Last Minute Charles met us with warm clothes, some snacks, and more importantly, some cold beer. Although we weren't entirely happy with the result, we were happy to have survived another adventure together. More importantly, we'd made it through lucky number 13 without a complete nuclear meltdown. I'm off to enjoy my After Baviaans - till next year.

Relive 'Baviaans #13'

Tuesday 2 August 2016

Posted by Velouria Posted on 10:29 | 1 comment

France 2016

Say what you like about the French, but when it comes to bikes and cycling, they get it. And I'm not just talking about the skinny lycra-clad pro wannabe cyclists. Anyone on two wheels is treated with respect, from those skinny lycra-clad pro wannabes, to crazy long distance randonneurs, from daily commuters to weekend warriors.
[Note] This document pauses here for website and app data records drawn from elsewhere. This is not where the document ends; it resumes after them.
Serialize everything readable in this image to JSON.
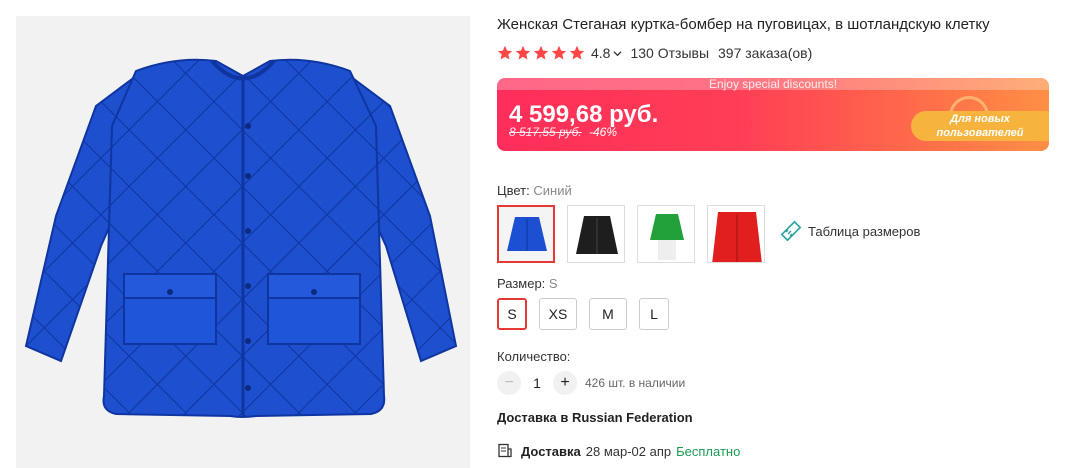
{
  "product": {
    "title": "Женская Стеганая куртка-бомбер на пуговицах, в шотландскую клетку",
    "image_icon": "blue-quilted-jacket-image",
    "rating": {
      "stars": 5,
      "value": "4.8",
      "reviews": "130 Отзывы",
      "orders": "397 заказа(ов)"
    },
    "price_banner": {
      "promo": "Enjoy special discounts!",
      "price": "4 599,68 руб.",
      "old_price": "8 517,55 руб.",
      "discount": "-46%",
      "badge": "Для новых пользователей"
    },
    "color": {
      "label": "Цвет:",
      "value": "Синий",
      "swatches": [
        {
          "name": "blue",
          "color": "#1c4fd1"
        },
        {
          "name": "black",
          "color": "#1e1e1e"
        },
        {
          "name": "green",
          "color": "#22a03a"
        },
        {
          "name": "red",
          "color": "#e11f1f"
        }
      ],
      "size_table": "Таблица размеров"
    },
    "size": {
      "label": "Размер:",
      "value": "S",
      "options": [
        "S",
        "XS",
        "M",
        "L"
      ]
    },
    "quantity": {
      "label": "Количество:",
      "value": "1",
      "minus": "−",
      "plus": "+",
      "stock": "426 шт. в наличии"
    },
    "delivery": {
      "title": "Доставка в Russian Federation",
      "label": "Доставка",
      "dates": "28 мар-02 апр",
      "free": "Бесплатно"
    }
  },
  "colors": {
    "accent": "#e53935",
    "star": "#ff4747",
    "free": "#1a9a55",
    "ruler": "#2aa3a3"
  }
}
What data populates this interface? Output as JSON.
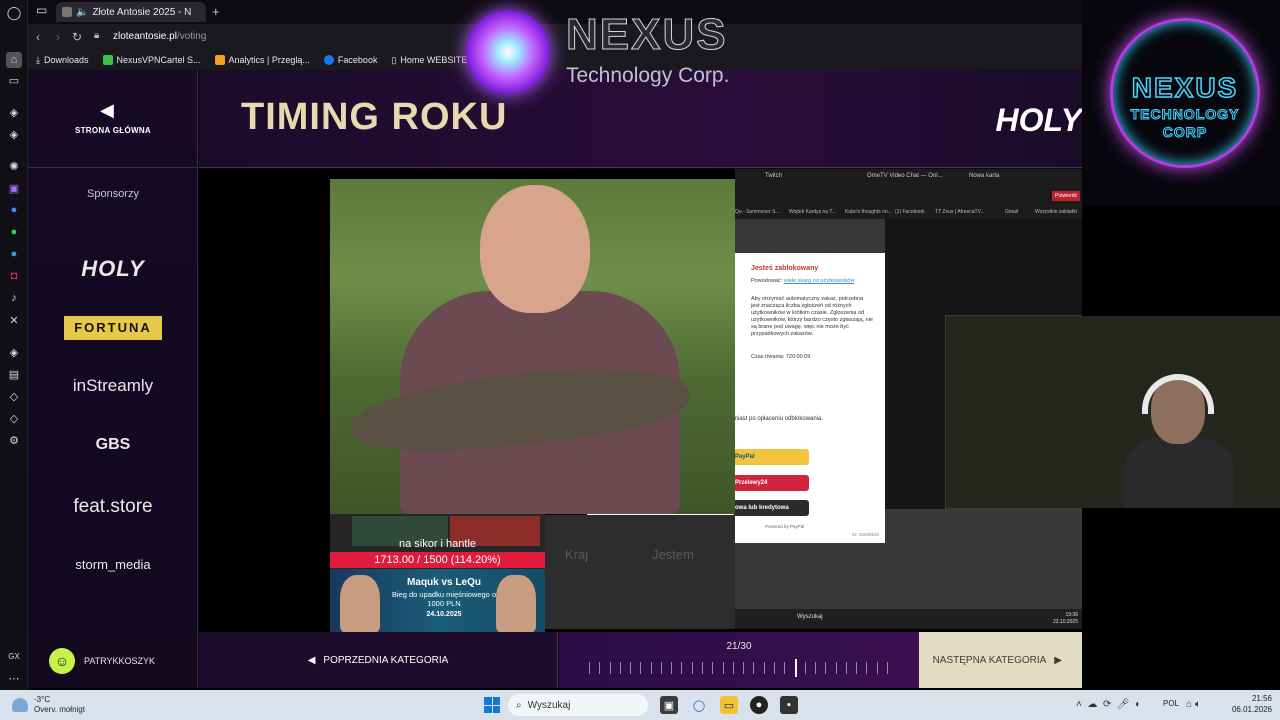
{
  "browser": {
    "tab_title": "Złote Antosie 2025 - N",
    "url_domain": "zloteantosie.pl",
    "url_path": "/voting",
    "bookmarks": [
      "Downloads",
      "NexusVPNCartel S...",
      "Analytics | Przeglą...",
      "Facebook",
      "Home WEBSITE"
    ],
    "sidebar_bottom_label": "GX"
  },
  "page": {
    "home_label": "STRONA GŁÓWNA",
    "title": "TIMING ROKU",
    "sponsors_title": "Sponsorzy",
    "sponsors": [
      "HOLY",
      "FORTUNA",
      "inStreamly",
      "GBS",
      "feat.store",
      "storm_media"
    ],
    "header_brand": "HOLY",
    "username": "PATRYKKOSZYK",
    "prev_label": "POPRZEDNIA KATEGORIA",
    "next_label": "NASTĘPNA KATEGORIA",
    "progress_text": "21/30",
    "progress_current": 21,
    "progress_total": 30
  },
  "clip": {
    "goal_title": "na sikor i hantle",
    "goal_text": "1713.00 / 1500 (114.20%)",
    "promo_line1": "Maquk vs LeQu",
    "promo_line2": "Bieg do upadku mięśniowego o 1000 PLN",
    "promo_line3": "24.10.2025",
    "word_kraj": "Kraj",
    "word_jestem": "Jestem",
    "ss_tabs": [
      "Twitch",
      "OmeTV Video Chat — Onl...",
      "Nowa karta"
    ],
    "ss_bookmarks": [
      "Qu - Summoner S...",
      "Wojtek Kardys na T...",
      "Kubo's thoughts on...",
      "(1) Facebook",
      "TT Zeus | AfreecaTV...",
      "Gmail",
      "Wszystkie zakładki"
    ],
    "ss_search": "Wyszukaj",
    "ss_time": "19:36",
    "ss_date": "23.10.2025",
    "ss_btn": "Potwierdź"
  },
  "modal": {
    "title": "Jesteś zablokowany",
    "reason_label": "Powodować:",
    "reason_link": "wiele skarg od użytkowników",
    "description": "Aby otrzymać automatyczny zakaz, potrzebna jest znacząca liczba zgłoszeń od różnych użytkowników w krótkim czasie. Zgłoszenia od użytkowników, którzy bardzo często zgłaszają, nie są brane pod uwagę, więc nie może być przypadkowych zakazów.",
    "duration": "Czas trwania: 720:00:09",
    "unlock_text": "miast po opłaceniu odblokowania.",
    "pay_paypal": "PayPal",
    "pay_p24": "Przelewy24",
    "pay_card": "owa lub kredytowa",
    "powered": "Powered by PayPal",
    "contact": "contact@ome.tv",
    "id": "ID: 326d0918"
  },
  "overlay": {
    "brand_name": "NEXUS",
    "brand_sub": "Technology Corp.",
    "badge_line1": "NEXUS",
    "badge_line2": "TECHNOLOGY",
    "badge_line3": "CORP"
  },
  "taskbar": {
    "temp": "-3°C",
    "weather": "Overv. mołnigt",
    "search": "Wyszukaj",
    "lang": "POL",
    "time": "21:56",
    "date": "06.01.2026"
  },
  "colors": {
    "accent_purple": "#3a1050",
    "title_gold": "#e9d9b0",
    "goal_red": "#e01b3c",
    "next_bg": "#e4dcc2"
  }
}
Quiet country roads, and hills!
Solo adventures in the French countryside
It's unnerving at first to have an 18 wheeler truck drive behind you for kilometers on end, grinding away in second gear as the driver waits for an opportunity to overtake. And by overtake, I don't mean the South African definition of give a warning blast on the hooter and then proceed at full speed regardless, passing with millimeters to spare.  The French definition of overtaking is the same for all road users - wait until the oncoming lane is clear, indicate, pull over into the oncoming lane, pass the cyclist/tractor/horse/camper van, indicate, return to lane. While we're begging for passing space legislation of just one metre, the French give 1.5 metres. Which is plenty when you see how narrow some of their roads are.
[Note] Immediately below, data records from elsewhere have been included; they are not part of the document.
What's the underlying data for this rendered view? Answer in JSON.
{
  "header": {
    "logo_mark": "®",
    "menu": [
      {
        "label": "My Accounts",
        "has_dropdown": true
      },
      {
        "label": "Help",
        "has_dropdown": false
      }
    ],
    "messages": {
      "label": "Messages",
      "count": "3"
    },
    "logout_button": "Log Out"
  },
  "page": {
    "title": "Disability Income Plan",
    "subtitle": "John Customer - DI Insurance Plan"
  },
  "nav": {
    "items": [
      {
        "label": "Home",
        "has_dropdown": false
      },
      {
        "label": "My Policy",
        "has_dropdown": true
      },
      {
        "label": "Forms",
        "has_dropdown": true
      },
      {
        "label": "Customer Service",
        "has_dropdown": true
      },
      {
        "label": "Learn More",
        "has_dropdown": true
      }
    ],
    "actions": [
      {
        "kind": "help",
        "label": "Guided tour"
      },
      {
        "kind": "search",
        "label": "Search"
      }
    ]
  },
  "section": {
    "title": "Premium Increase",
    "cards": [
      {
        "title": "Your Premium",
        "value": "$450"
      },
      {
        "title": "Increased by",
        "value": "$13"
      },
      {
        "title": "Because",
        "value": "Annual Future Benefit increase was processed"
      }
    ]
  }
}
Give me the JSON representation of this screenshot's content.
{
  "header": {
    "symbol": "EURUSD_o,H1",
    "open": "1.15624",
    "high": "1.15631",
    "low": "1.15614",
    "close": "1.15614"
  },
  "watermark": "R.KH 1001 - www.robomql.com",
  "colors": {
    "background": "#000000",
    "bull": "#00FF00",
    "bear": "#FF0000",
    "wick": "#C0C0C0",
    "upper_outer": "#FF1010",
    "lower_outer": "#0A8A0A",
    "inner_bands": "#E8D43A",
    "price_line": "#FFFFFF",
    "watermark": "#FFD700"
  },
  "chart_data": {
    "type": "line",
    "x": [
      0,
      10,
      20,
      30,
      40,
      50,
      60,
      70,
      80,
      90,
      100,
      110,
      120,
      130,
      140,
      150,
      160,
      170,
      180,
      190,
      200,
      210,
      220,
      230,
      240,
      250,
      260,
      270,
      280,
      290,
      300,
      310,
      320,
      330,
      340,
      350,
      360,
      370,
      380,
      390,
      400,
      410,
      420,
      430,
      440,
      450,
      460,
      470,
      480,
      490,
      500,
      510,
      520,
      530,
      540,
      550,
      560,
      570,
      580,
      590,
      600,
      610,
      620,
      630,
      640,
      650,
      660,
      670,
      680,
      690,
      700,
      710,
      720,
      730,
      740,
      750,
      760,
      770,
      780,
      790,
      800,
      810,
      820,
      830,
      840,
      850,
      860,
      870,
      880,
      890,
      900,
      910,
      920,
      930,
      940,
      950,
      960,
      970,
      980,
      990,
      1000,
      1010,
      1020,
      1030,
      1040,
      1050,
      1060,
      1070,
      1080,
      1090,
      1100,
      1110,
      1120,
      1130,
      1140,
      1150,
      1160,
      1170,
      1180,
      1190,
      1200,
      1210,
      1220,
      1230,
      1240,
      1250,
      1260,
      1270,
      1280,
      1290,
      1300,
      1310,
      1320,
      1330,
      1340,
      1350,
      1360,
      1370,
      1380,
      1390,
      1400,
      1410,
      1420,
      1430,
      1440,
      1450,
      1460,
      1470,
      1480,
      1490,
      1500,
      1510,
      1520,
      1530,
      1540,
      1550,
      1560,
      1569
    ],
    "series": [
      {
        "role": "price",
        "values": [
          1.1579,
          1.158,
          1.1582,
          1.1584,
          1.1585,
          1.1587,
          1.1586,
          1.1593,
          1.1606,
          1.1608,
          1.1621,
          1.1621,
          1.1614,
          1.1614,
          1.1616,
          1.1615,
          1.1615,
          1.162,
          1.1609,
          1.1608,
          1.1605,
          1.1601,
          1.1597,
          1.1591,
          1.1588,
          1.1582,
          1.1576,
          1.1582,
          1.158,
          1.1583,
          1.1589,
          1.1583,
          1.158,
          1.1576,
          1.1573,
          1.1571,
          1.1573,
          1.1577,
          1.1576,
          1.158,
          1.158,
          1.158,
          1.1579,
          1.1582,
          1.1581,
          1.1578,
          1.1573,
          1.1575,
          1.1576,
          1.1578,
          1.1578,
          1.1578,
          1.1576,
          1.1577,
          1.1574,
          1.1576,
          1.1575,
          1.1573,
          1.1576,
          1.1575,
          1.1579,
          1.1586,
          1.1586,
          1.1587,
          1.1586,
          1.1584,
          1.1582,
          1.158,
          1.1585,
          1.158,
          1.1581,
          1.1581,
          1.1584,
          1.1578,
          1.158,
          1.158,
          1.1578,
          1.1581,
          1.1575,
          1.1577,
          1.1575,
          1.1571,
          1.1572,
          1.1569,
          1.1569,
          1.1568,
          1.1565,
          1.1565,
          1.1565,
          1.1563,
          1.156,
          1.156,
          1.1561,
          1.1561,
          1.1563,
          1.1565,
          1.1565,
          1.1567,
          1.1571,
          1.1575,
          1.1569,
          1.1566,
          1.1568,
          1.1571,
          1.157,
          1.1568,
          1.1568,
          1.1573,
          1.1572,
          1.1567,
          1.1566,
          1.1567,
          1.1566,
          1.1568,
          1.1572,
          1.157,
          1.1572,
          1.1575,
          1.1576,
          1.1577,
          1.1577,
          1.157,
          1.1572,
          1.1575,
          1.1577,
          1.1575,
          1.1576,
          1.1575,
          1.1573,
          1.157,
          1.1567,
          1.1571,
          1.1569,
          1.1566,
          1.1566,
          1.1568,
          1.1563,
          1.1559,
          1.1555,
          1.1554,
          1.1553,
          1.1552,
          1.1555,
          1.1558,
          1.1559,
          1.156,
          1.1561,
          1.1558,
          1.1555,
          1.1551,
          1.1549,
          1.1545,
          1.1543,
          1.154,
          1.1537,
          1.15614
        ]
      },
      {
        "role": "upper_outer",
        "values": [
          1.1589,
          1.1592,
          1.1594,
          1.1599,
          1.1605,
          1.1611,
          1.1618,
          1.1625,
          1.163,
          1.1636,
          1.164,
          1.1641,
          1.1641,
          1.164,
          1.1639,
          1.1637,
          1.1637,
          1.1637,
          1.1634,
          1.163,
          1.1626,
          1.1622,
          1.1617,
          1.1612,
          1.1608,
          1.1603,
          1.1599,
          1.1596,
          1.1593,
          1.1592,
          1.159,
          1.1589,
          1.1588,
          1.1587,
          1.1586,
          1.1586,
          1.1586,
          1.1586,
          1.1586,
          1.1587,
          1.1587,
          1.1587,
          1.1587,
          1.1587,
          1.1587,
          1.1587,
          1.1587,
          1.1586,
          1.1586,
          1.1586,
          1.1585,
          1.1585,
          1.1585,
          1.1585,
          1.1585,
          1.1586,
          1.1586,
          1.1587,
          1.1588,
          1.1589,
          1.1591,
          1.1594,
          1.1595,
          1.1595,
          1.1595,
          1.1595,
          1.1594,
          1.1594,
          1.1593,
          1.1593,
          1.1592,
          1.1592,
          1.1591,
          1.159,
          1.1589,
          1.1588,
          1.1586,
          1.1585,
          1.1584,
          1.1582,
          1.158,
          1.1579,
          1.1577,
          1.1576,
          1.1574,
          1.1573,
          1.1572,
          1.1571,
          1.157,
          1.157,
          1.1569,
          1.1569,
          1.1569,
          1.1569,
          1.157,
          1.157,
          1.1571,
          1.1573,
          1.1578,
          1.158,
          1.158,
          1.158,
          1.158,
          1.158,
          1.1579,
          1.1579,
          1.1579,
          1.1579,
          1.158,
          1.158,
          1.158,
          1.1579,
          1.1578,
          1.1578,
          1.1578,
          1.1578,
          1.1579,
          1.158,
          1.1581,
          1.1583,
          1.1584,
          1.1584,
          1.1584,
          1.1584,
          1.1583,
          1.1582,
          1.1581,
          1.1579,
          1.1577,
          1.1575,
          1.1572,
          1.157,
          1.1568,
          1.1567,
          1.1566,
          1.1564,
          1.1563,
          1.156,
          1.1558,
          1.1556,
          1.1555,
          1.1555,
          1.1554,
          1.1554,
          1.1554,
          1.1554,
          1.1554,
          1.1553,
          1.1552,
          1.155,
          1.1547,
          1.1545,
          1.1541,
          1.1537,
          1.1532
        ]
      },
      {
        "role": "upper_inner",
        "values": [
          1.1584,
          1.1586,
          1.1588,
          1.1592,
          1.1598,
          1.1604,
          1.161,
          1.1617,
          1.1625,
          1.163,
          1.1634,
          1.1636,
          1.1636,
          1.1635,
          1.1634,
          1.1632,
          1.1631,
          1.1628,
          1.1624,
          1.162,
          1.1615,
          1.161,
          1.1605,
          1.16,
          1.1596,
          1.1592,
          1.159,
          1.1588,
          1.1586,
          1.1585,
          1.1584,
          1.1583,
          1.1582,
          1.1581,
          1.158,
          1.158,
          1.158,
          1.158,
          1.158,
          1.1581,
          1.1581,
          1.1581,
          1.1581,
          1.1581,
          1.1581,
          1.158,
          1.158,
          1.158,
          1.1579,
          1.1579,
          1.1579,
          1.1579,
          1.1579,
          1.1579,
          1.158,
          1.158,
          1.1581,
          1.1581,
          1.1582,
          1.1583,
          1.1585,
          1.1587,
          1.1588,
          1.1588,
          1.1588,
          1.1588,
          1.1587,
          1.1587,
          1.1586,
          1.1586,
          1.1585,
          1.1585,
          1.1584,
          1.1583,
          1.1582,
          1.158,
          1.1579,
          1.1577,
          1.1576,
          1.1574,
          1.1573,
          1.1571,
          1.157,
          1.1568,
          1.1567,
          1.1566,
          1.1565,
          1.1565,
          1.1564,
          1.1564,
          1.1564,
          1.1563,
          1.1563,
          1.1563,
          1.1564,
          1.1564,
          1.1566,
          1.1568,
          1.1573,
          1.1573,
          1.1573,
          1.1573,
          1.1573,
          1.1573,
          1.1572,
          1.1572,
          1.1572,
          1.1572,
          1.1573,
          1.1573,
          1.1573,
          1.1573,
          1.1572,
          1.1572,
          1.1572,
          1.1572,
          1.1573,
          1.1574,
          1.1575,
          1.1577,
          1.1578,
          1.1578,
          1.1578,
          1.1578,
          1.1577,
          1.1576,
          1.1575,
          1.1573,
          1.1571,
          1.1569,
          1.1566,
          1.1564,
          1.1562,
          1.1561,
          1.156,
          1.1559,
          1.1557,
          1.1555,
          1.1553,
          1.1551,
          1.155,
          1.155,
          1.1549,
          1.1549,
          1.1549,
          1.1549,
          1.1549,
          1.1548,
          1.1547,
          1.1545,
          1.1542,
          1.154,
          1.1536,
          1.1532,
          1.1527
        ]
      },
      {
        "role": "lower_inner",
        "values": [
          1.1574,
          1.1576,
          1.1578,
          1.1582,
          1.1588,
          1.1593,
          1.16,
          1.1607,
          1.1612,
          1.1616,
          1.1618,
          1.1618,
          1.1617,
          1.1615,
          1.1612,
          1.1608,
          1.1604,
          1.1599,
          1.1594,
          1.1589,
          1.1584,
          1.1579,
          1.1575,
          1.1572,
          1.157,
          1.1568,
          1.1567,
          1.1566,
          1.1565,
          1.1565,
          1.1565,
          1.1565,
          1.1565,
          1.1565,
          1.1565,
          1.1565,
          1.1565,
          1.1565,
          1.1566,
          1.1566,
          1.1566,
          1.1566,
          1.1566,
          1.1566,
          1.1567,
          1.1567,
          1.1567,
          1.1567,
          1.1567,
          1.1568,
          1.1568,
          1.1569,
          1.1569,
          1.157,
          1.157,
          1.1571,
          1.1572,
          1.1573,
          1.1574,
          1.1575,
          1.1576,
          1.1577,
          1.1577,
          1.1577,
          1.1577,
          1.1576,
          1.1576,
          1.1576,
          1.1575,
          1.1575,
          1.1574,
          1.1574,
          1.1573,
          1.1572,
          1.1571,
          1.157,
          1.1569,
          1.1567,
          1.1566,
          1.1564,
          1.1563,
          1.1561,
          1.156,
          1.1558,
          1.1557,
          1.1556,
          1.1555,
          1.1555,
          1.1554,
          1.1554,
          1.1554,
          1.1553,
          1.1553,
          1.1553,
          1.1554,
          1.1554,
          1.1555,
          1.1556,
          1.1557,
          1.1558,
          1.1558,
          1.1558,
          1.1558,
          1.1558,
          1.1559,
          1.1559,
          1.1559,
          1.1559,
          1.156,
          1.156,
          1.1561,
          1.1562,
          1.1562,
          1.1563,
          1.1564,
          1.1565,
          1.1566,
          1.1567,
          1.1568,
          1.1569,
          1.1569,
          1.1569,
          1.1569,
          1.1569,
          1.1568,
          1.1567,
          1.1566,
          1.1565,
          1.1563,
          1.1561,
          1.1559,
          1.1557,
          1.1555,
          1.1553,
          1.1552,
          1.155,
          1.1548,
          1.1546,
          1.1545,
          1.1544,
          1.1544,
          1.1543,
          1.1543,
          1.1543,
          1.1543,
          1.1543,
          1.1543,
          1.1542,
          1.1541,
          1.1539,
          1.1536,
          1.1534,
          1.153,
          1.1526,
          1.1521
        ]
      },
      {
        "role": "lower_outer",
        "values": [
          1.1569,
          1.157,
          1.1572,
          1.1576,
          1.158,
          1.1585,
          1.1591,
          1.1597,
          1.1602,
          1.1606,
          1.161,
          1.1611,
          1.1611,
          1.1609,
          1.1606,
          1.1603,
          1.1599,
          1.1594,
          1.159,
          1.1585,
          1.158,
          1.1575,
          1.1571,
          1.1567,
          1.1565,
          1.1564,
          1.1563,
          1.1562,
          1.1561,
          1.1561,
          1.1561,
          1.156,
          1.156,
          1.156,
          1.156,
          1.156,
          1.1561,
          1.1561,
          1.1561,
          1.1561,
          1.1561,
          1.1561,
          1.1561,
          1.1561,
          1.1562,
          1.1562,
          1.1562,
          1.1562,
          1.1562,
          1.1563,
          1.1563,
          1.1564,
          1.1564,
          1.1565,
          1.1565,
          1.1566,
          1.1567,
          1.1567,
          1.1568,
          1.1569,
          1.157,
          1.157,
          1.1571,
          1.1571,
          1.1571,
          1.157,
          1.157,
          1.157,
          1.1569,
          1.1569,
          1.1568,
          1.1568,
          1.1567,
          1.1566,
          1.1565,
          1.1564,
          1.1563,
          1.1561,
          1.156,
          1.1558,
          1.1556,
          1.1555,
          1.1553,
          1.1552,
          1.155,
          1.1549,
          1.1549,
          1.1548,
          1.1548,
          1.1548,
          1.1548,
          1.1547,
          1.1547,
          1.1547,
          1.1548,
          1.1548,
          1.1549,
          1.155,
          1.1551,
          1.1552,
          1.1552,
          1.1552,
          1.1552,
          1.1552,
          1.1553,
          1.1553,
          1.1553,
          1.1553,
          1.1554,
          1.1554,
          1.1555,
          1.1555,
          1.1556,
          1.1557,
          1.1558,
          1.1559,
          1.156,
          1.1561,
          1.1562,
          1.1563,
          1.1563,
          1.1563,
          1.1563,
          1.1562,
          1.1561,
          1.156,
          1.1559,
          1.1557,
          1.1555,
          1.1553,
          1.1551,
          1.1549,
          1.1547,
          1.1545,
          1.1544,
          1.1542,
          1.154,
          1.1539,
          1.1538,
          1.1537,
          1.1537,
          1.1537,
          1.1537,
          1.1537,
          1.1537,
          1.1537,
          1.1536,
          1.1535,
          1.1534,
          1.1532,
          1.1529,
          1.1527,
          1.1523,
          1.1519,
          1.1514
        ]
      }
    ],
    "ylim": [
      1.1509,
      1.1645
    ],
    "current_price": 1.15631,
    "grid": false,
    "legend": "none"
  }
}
Emergency water stop
And it's not just about road safety. Cycling is part of their lifestyle, their culture. The easiest way to strike up a conversation with a French person is to do so with your bike nearby. For some reason, a bicycle is like a secret symbol or mystic handshake that opens the doors to an exclusive club. I've had whole conversations about cycling, the Tour de France, bicycles and bike riders with French people while not understanding a single word. These conversations usually involve lots of arm waving, some wild gesticulating at bicycle parts, a random French word here and there, and smiles all round.

TDF - fun for the whole family

Kids, firemen, foreigners
Glamour shot

Where else would an entire village come to a standstill in a carnival atmosphere? Entire communities celebrating the passing of the Tour de France. Kids on jumping castles, families lining the streets, local craft beer flowing.

Dane 0 - Tourmalet 1
The French take a pride in knowing that foreigners have travelled halfway around the world just to come and cycle in their beautiful country, and they've embraced this. Whether you're climbing the legendary climbs of the Tour de France, or just cruising the country lanes, you're a guest in their country and they treat you like one.

A family affair
All you need is a bike